The highest of the three peaks, Mt. Putuo, is reached by a solitary, thrilling trail up a knife-edge spine. It’s rather airy up there, but sturdy metal posts and heavy-rope handrails on either side mean it’s quite safe. To get there, take the stone steps on the far right at the junction beneath the peaks, and look for a dirt trail on the right after climbing the steps for about five minutes. Once again, there’s a fabulous view from the summit.
Kudos to the people who risked their lives to cut the original steps up these three peaks, which must have entailed spending long hours in some extremely dangerous positions. We should also be thankful to the souls who set about improving the safety of the trail up the peaks around the turn of the new century. Presently solid rope hand rails and iron stakes line each of the trails of stone-cut step, so it’s a safe place to explore nowadays if care is taken, but bring a sense of adventure and a good head for heights!

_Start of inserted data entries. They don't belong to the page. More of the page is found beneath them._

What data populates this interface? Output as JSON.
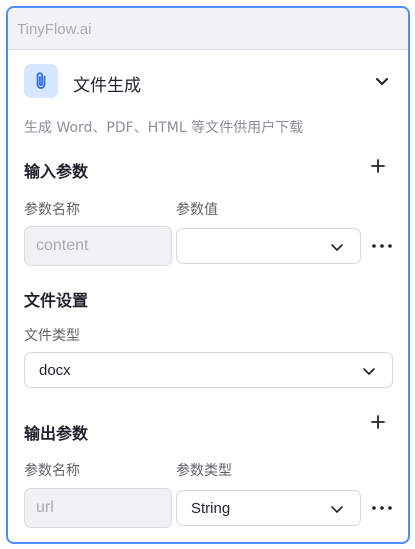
{
  "header": {
    "brand": "TinyFlow.ai"
  },
  "node": {
    "title": "文件生成",
    "description": "生成 Word、PDF、HTML 等文件供用户下载"
  },
  "input_params": {
    "section_title": "输入参数",
    "col_name": "参数名称",
    "col_value": "参数值",
    "rows": [
      {
        "name": "content",
        "value": ""
      }
    ]
  },
  "file_settings": {
    "section_title": "文件设置",
    "type_label": "文件类型",
    "type_value": "docx"
  },
  "output_params": {
    "section_title": "输出参数",
    "col_name": "参数名称",
    "col_type": "参数类型",
    "rows": [
      {
        "name": "url",
        "type": "String"
      }
    ]
  },
  "colors": {
    "accent": "#4c8df6",
    "icon_bg": "#d9e6ff"
  }
}
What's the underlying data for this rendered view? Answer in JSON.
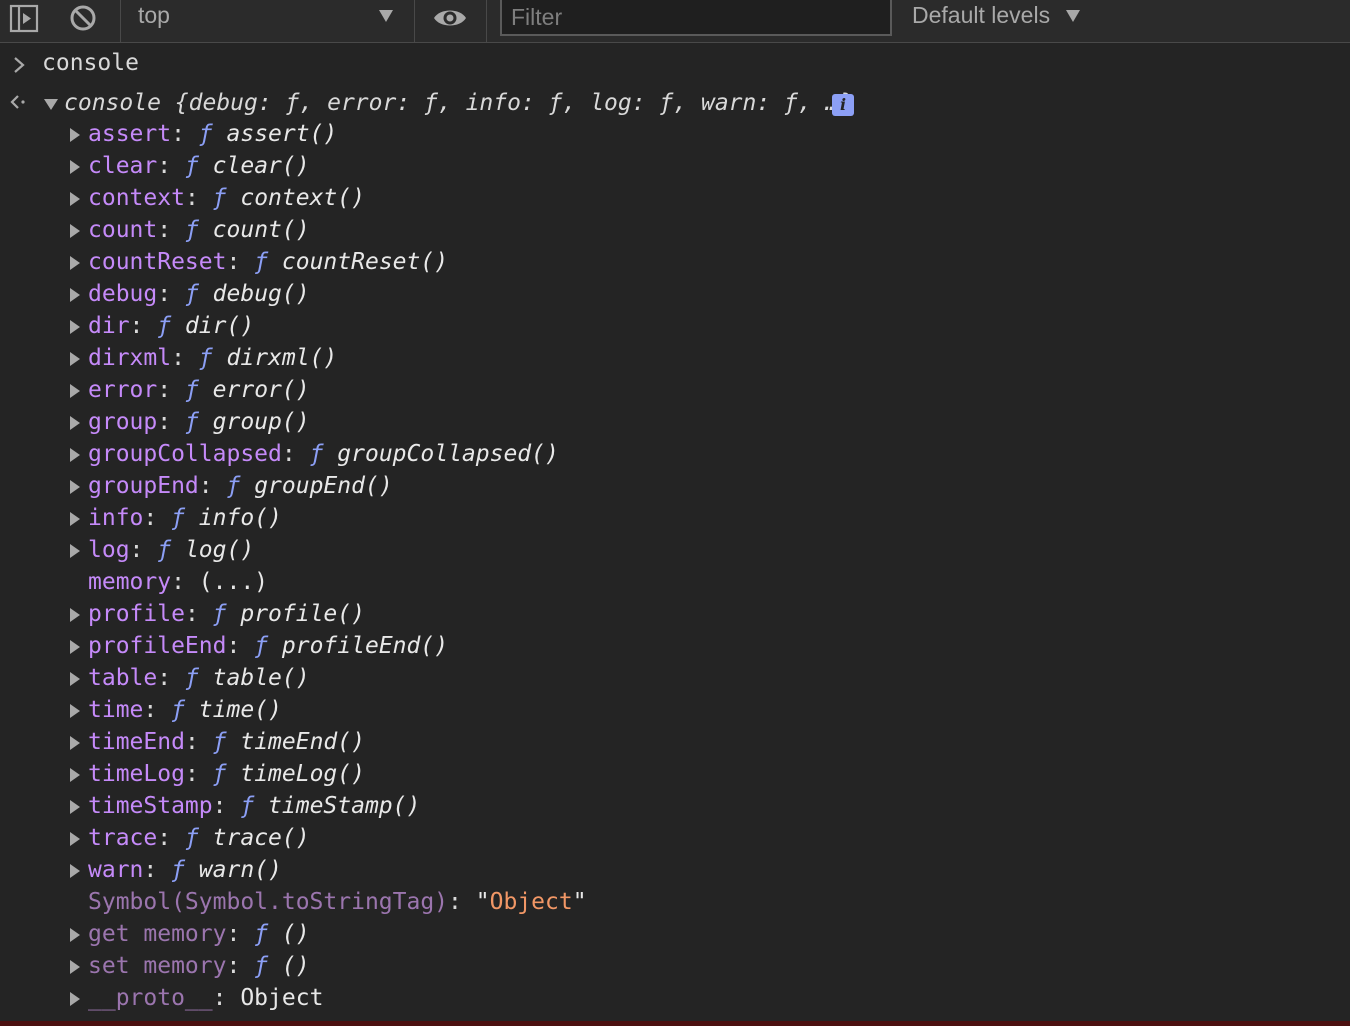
{
  "toolbar": {
    "context_label": "top",
    "filter_placeholder": "Filter",
    "levels_label": "Default levels"
  },
  "console": {
    "input": "console",
    "summary": "console {debug: ƒ, error: ƒ, info: ƒ, log: ƒ, warn: ƒ, …}",
    "info_badge": "i",
    "properties": [
      {
        "key": "assert",
        "sep": ": ",
        "f": "ƒ",
        "value": " assert()",
        "expandable": true
      },
      {
        "key": "clear",
        "sep": ": ",
        "f": "ƒ",
        "value": " clear()",
        "expandable": true
      },
      {
        "key": "context",
        "sep": ": ",
        "f": "ƒ",
        "value": " context()",
        "expandable": true
      },
      {
        "key": "count",
        "sep": ": ",
        "f": "ƒ",
        "value": " count()",
        "expandable": true
      },
      {
        "key": "countReset",
        "sep": ": ",
        "f": "ƒ",
        "value": " countReset()",
        "expandable": true
      },
      {
        "key": "debug",
        "sep": ": ",
        "f": "ƒ",
        "value": " debug()",
        "expandable": true
      },
      {
        "key": "dir",
        "sep": ": ",
        "f": "ƒ",
        "value": " dir()",
        "expandable": true
      },
      {
        "key": "dirxml",
        "sep": ": ",
        "f": "ƒ",
        "value": " dirxml()",
        "expandable": true
      },
      {
        "key": "error",
        "sep": ": ",
        "f": "ƒ",
        "value": " error()",
        "expandable": true
      },
      {
        "key": "group",
        "sep": ": ",
        "f": "ƒ",
        "value": " group()",
        "expandable": true
      },
      {
        "key": "groupCollapsed",
        "sep": ": ",
        "f": "ƒ",
        "value": " groupCollapsed()",
        "expandable": true
      },
      {
        "key": "groupEnd",
        "sep": ": ",
        "f": "ƒ",
        "value": " groupEnd()",
        "expandable": true
      },
      {
        "key": "info",
        "sep": ": ",
        "f": "ƒ",
        "value": " info()",
        "expandable": true
      },
      {
        "key": "log",
        "sep": ": ",
        "f": "ƒ",
        "value": " log()",
        "expandable": true
      },
      {
        "key": "memory",
        "sep": ": ",
        "f": "",
        "value": "(...)",
        "expandable": false
      },
      {
        "key": "profile",
        "sep": ": ",
        "f": "ƒ",
        "value": " profile()",
        "expandable": true
      },
      {
        "key": "profileEnd",
        "sep": ": ",
        "f": "ƒ",
        "value": " profileEnd()",
        "expandable": true
      },
      {
        "key": "table",
        "sep": ": ",
        "f": "ƒ",
        "value": " table()",
        "expandable": true
      },
      {
        "key": "time",
        "sep": ": ",
        "f": "ƒ",
        "value": " time()",
        "expandable": true
      },
      {
        "key": "timeEnd",
        "sep": ": ",
        "f": "ƒ",
        "value": " timeEnd()",
        "expandable": true
      },
      {
        "key": "timeLog",
        "sep": ": ",
        "f": "ƒ",
        "value": " timeLog()",
        "expandable": true
      },
      {
        "key": "timeStamp",
        "sep": ": ",
        "f": "ƒ",
        "value": " timeStamp()",
        "expandable": true
      },
      {
        "key": "trace",
        "sep": ": ",
        "f": "ƒ",
        "value": " trace()",
        "expandable": true
      },
      {
        "key": "warn",
        "sep": ": ",
        "f": "ƒ",
        "value": " warn()",
        "expandable": true
      }
    ],
    "tag_row": {
      "key": "Symbol(Symbol.toStringTag)",
      "sep": ": ",
      "quote_open": "\"",
      "value": "Object",
      "quote_close": "\""
    },
    "accessors": [
      {
        "key": "get memory",
        "sep": ": ",
        "f": "ƒ",
        "value": " ()"
      },
      {
        "key": "set memory",
        "sep": ": ",
        "f": "ƒ",
        "value": " ()"
      }
    ],
    "proto": {
      "key": "__proto__",
      "sep": ": ",
      "value": "Object"
    }
  },
  "colors": {
    "background": "#242424",
    "property_key": "#c58af9",
    "function_symbol": "#8c9ff5",
    "string_value": "#f29766"
  }
}
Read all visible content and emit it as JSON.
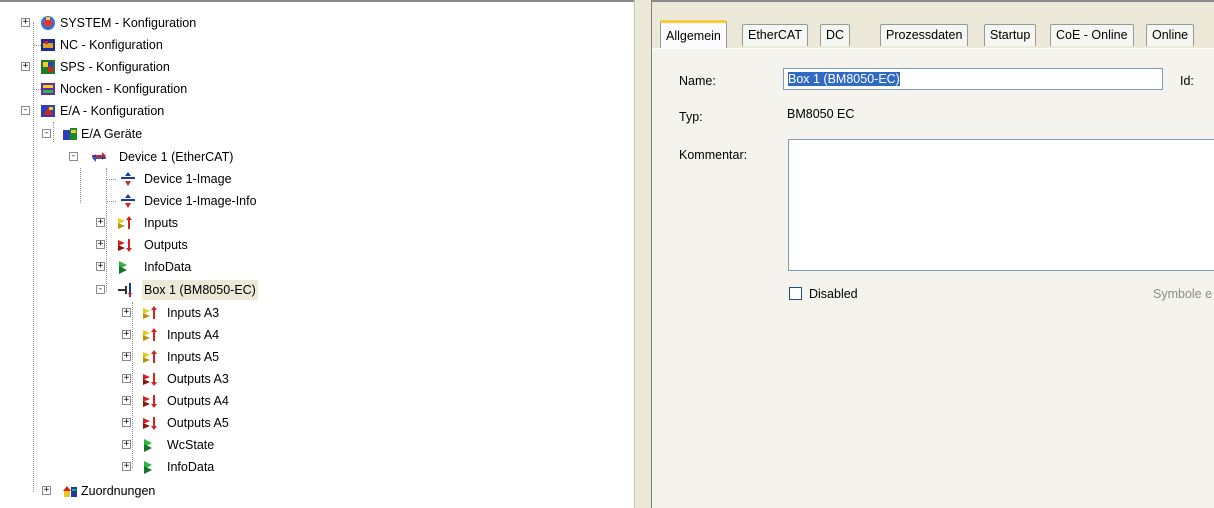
{
  "tree": {
    "items": [
      {
        "label": "SYSTEM - Konfiguration",
        "icon": "system-config-icon",
        "expander": "+"
      },
      {
        "label": "NC - Konfiguration",
        "icon": "nc-config-icon",
        "expander": ""
      },
      {
        "label": "SPS - Konfiguration",
        "icon": "plc-config-icon",
        "expander": "+"
      },
      {
        "label": "Nocken - Konfiguration",
        "icon": "cam-config-icon",
        "expander": ""
      },
      {
        "label": "E/A - Konfiguration",
        "icon": "io-config-icon",
        "expander": "-"
      },
      {
        "label": "E/A Geräte",
        "icon": "io-devices-icon",
        "expander": "-"
      },
      {
        "label": "Device 1 (EtherCAT)",
        "icon": "ethercat-device-icon",
        "expander": "-"
      },
      {
        "label": "Device 1-Image",
        "icon": "image-icon",
        "expander": ""
      },
      {
        "label": "Device 1-Image-Info",
        "icon": "image-info-icon",
        "expander": ""
      },
      {
        "label": "Inputs",
        "icon": "inputs-icon",
        "expander": "+"
      },
      {
        "label": "Outputs",
        "icon": "outputs-icon",
        "expander": "+"
      },
      {
        "label": "InfoData",
        "icon": "infodata-icon",
        "expander": "+"
      },
      {
        "label": "Box 1 (BM8050-EC)",
        "icon": "box-icon",
        "expander": "-"
      },
      {
        "label": "Inputs A3",
        "icon": "inputs-icon",
        "expander": "+"
      },
      {
        "label": "Inputs A4",
        "icon": "inputs-icon",
        "expander": "+"
      },
      {
        "label": "Inputs A5",
        "icon": "inputs-icon",
        "expander": "+"
      },
      {
        "label": "Outputs A3",
        "icon": "outputs-icon",
        "expander": "+"
      },
      {
        "label": "Outputs A4",
        "icon": "outputs-icon",
        "expander": "+"
      },
      {
        "label": "Outputs A5",
        "icon": "outputs-icon",
        "expander": "+"
      },
      {
        "label": "WcState",
        "icon": "wcstate-icon",
        "expander": "+"
      },
      {
        "label": "InfoData",
        "icon": "infodata-icon",
        "expander": "+"
      },
      {
        "label": "Zuordnungen",
        "icon": "mappings-icon",
        "expander": "+"
      }
    ]
  },
  "tabs": [
    "Allgemein",
    "EtherCAT",
    "DC",
    "Prozessdaten",
    "Startup",
    "CoE - Online",
    "Online"
  ],
  "form": {
    "name_label": "Name:",
    "name_value": "Box 1 (BM8050-EC)",
    "id_label": "Id:",
    "type_label": "Typ:",
    "type_value": "BM8050 EC",
    "comment_label": "Kommentar:",
    "comment_value": "",
    "disabled_label": "Disabled",
    "symbols_label": "Symbole e"
  },
  "colors": {
    "selection": "#316ac5",
    "active_tab_accent": "#ffc83c",
    "panel_bg": "#f4f3ee"
  }
}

After all that excitement, take a bit of time to wind down and enjoy the gentler pleasures of old Pingxi village. Above the police station, from Guanyin Temple (觀音巖), you have nice views over the village, as well as of Mt. Xiaozi and Mt. Putuo. On either side of the temple are a number of caves and tunnels. On the right, the Cave of the Eight Immortals (八仙洞) is a cave temple carved out of the soft sandstone, while on the other side a series of interconnecting chambers were used as air-raid shelters during Allied bombings in World War II. Back in the village, don’t miss the old-style green postbox standing outside the post office, take a look in the traditional shops lining the narrow streets that run down to the river, and snack on treats both traditional and more modern, such as hot dogs, shaved ice, and stinky tofu.
Finally, especially during the Lantern Festival (in early March this year), no trip to Pingxi, and nearby Shifen, is complete without participating in the village’s most famous traditional activity – releasing sky lanterns. Ready-made lanterns are for sale in shops all around the village, and a few places will even teach you how to make your own! (Read more: Why you need to put the Pingxi Sky Lantern Festival on your bucket list)
This article was published in Travel in Taiwan magazine (Jan./Feb., 2015)